= Requirement =
Pull every line with "Nhập" from the data below and copy it.

= Recorded data =

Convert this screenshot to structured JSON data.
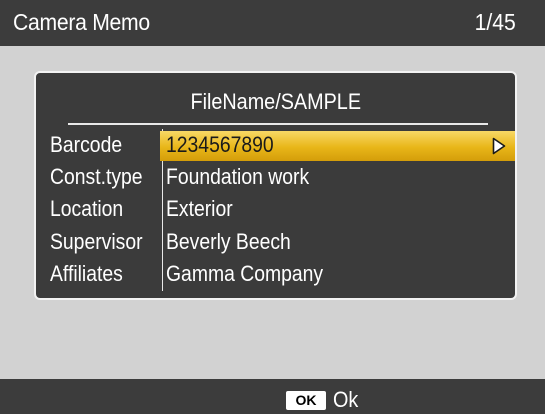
{
  "header": {
    "title": "Camera Memo",
    "page_counter": "1/45"
  },
  "memo": {
    "file_name": "FileName/SAMPLE",
    "rows": [
      {
        "label": "Barcode",
        "value": "1234567890",
        "selected": true
      },
      {
        "label": "Const.type",
        "value": "Foundation work",
        "selected": false
      },
      {
        "label": "Location",
        "value": "Exterior",
        "selected": false
      },
      {
        "label": "Supervisor",
        "value": "Beverly Beech",
        "selected": false
      },
      {
        "label": "Affiliates",
        "value": "Gamma Company",
        "selected": false
      }
    ],
    "selected_row_icon": "right-triangle-arrow-icon"
  },
  "footer": {
    "ok_key": "OK",
    "ok_label": "Ok"
  },
  "colors": {
    "background": "#d2d2d2",
    "bars": "#3c3c3c",
    "panel": "#3b3b3b",
    "highlight": "#e8b618"
  }
}
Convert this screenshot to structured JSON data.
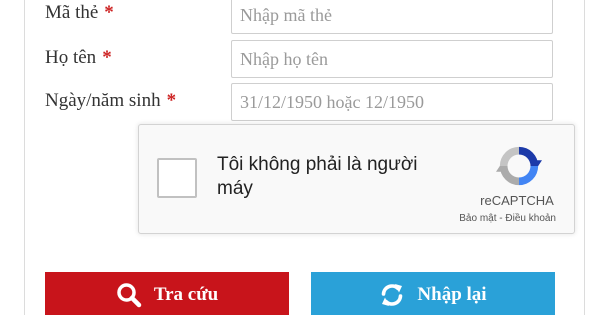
{
  "form": {
    "card_number": {
      "label": "Mã thẻ",
      "required_mark": "*",
      "placeholder": "Nhập mã thẻ"
    },
    "full_name": {
      "label": "Họ tên",
      "required_mark": "*",
      "placeholder": "Nhập họ tên"
    },
    "birth_date": {
      "label": "Ngày/năm sinh",
      "required_mark": "*",
      "placeholder": "31/12/1950 hoặc 12/1950"
    }
  },
  "recaptcha": {
    "checkbox_label": "Tôi không phải là người máy",
    "brand": "reCAPTCHA",
    "privacy_link": "Bảo mật",
    "separator": " - ",
    "terms_link": "Điều khoản",
    "logo_icon": "recaptcha-logo-icon"
  },
  "buttons": {
    "search": {
      "label": "Tra cứu",
      "icon": "search-icon",
      "color": "#c8141b"
    },
    "reset": {
      "label": "Nhập lại",
      "icon": "refresh-icon",
      "color": "#2aa1d8"
    }
  },
  "colors": {
    "required": "#cc1f1f",
    "label_text": "#333333",
    "placeholder": "#9a9a9a"
  }
}
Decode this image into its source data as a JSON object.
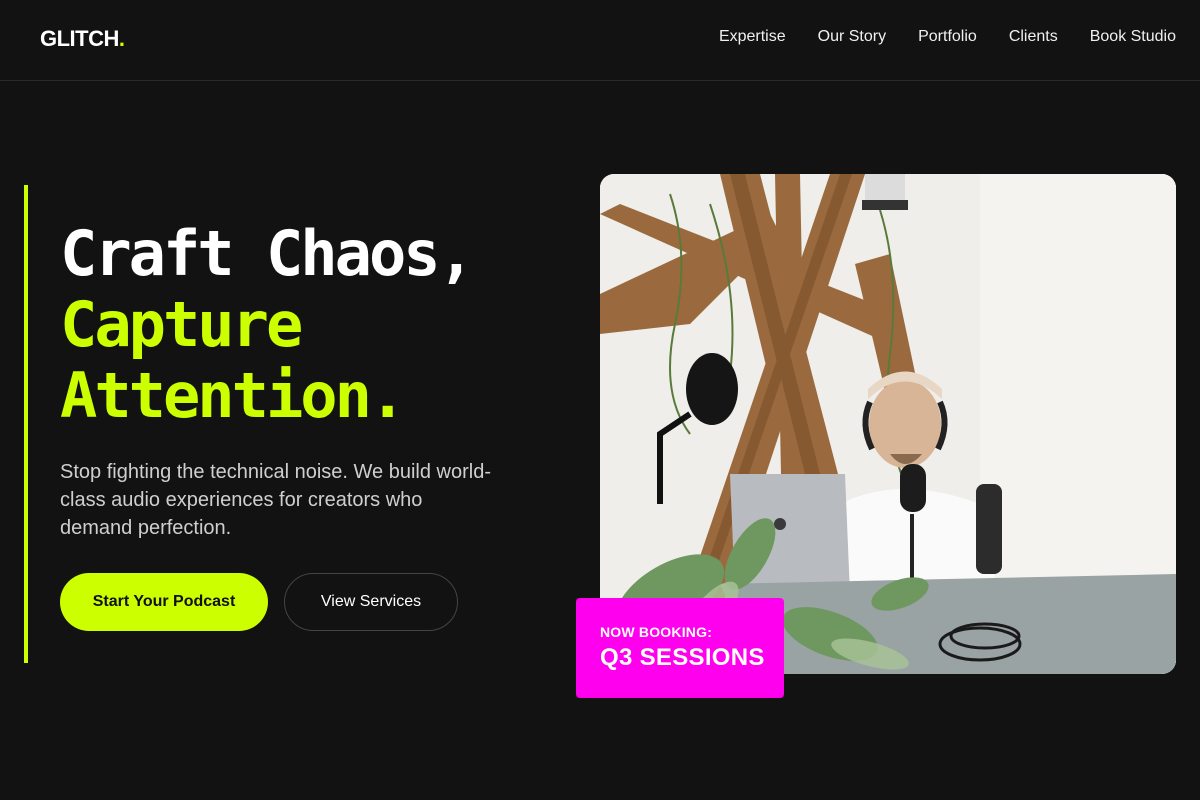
{
  "brand": {
    "name": "GLITCH",
    "dot": ".",
    "accent_color": "#ccff00",
    "highlight_color": "#ff00ee"
  },
  "nav": {
    "items": [
      {
        "label": "Expertise"
      },
      {
        "label": "Our Story"
      },
      {
        "label": "Portfolio"
      },
      {
        "label": "Clients"
      },
      {
        "label": "Book Studio"
      }
    ]
  },
  "hero": {
    "headline_line1": "Craft Chaos,",
    "headline_line2": "Capture",
    "headline_line3": "Attention.",
    "subcopy": "Stop fighting the technical noise. We build world-class audio experiences for creators who demand perfection.",
    "primary_cta": "Start Your Podcast",
    "secondary_cta": "View Services",
    "image_icon": "podcast-studio-photo"
  },
  "badge": {
    "label": "NOW BOOKING:",
    "value": "Q3 SESSIONS"
  }
}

= Answer for the task =
      "placeholder": "Nhập mã thẻ"
      "placeholder": "Nhập họ tên"
      "label": "Nhập lại",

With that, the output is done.